   Since I was a first time donor I received 50 dollars and yesterday was my second donation but regular donors receive between 20 to 35. It took about 25 minutes waiting for a bed because they were slam packed, on Christmas Eve, at least 50 people in beds at a time. Waiting out front just beginning his process was a man who was drug in by his wife no doubt who was very agitated by the whole process and wait. He must've been a first time donor and I could overhear him say "I'm gonna slap the shit out of someone." His wife had to usher him outside to calm him down so he wasn't deferred for a bad attitude. While donating a woman in the bed across the aisle from me started bleeding out from around her IV and they asked her if she wanted to stop or continue with her other arm. She must've been a regular donor, it's probably why she was bleeding out from around her IV. She told them to stick her in her other arm because if she stopped she wouldn't be paid, and she only got 20 bucks. For me I really don't care about all the unpleasantries. I played myVegas slots on my phone while waiting to build credit for room nights and food in Vegas. While donating I watched 2 episodes of It's Always Sunny on my tablet that were recently added to Netflix. I'd ask myself why someone would put themselves through the process regularly but I already know the answer, there is very real pain and desperation out there.
   My point in writing this diary is in no way to denigrate CSL or it's employees. CSL does make life saving drugs with the plasma donations. They also as a company do a pretty decent job taking care of their employee's. They pay decently if you stick around, promote from within offering advancement to quality employees and they also offer good benefits. I know all this because both my brother in laws work for CSL on either coast, one just started and has received three raises. My point is to denigrate our society that has created an economic condition that has failed so many.
  And don't anyone spend a minute worrying about old Drewid. I am a big boy, I take care of myself and I am blessed with family and loved ones.
Merry Christmas Kossacks.

Update: My brother in law informed me that the lady across the way from me didn't have to get stuck again to get paid. If there's a problem like that you can stop the donation and still get paid. Wonder if the woman realized that.

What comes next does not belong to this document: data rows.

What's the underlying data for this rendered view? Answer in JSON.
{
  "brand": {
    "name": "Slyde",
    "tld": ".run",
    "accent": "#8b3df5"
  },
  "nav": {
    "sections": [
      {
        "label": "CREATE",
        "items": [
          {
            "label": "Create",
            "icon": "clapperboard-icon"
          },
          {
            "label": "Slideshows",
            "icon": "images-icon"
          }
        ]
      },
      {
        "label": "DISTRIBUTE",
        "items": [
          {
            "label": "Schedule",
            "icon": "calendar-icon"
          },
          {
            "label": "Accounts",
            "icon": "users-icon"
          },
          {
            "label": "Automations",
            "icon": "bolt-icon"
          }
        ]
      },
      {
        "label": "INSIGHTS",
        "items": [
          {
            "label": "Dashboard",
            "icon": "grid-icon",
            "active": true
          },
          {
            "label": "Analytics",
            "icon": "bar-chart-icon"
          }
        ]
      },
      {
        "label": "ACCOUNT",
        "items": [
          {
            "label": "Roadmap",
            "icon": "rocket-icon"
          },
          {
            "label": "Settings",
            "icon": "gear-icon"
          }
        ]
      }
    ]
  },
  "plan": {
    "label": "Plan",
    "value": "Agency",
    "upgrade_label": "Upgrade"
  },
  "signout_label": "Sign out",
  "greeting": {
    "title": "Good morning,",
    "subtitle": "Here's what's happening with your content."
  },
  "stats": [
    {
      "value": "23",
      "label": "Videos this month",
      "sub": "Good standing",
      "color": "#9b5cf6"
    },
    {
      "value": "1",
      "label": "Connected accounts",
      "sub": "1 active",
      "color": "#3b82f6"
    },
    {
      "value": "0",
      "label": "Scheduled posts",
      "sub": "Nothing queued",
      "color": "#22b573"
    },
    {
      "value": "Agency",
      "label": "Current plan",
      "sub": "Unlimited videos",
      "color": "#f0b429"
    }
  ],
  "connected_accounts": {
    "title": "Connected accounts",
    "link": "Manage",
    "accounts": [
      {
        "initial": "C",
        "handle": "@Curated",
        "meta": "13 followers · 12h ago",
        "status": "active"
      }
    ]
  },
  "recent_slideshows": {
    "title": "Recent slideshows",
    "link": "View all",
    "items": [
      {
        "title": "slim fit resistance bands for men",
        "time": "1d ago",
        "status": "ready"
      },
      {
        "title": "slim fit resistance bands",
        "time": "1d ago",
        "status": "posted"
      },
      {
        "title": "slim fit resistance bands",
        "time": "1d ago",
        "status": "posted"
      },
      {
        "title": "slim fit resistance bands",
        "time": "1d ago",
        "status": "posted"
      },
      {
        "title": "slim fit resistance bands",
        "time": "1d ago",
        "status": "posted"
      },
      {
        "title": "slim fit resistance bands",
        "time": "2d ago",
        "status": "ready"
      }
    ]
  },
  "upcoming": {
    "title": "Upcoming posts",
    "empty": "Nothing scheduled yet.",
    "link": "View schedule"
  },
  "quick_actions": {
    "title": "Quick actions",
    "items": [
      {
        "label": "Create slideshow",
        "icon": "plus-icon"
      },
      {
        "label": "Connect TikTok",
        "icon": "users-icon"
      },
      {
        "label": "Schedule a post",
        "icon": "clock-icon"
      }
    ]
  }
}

Extended (Optional)

Originally posted to Drewid on Wed Dec 25, 2013 at 09:55 AM PST.

Also republished by Community Spotlight.

Your Email has been sent.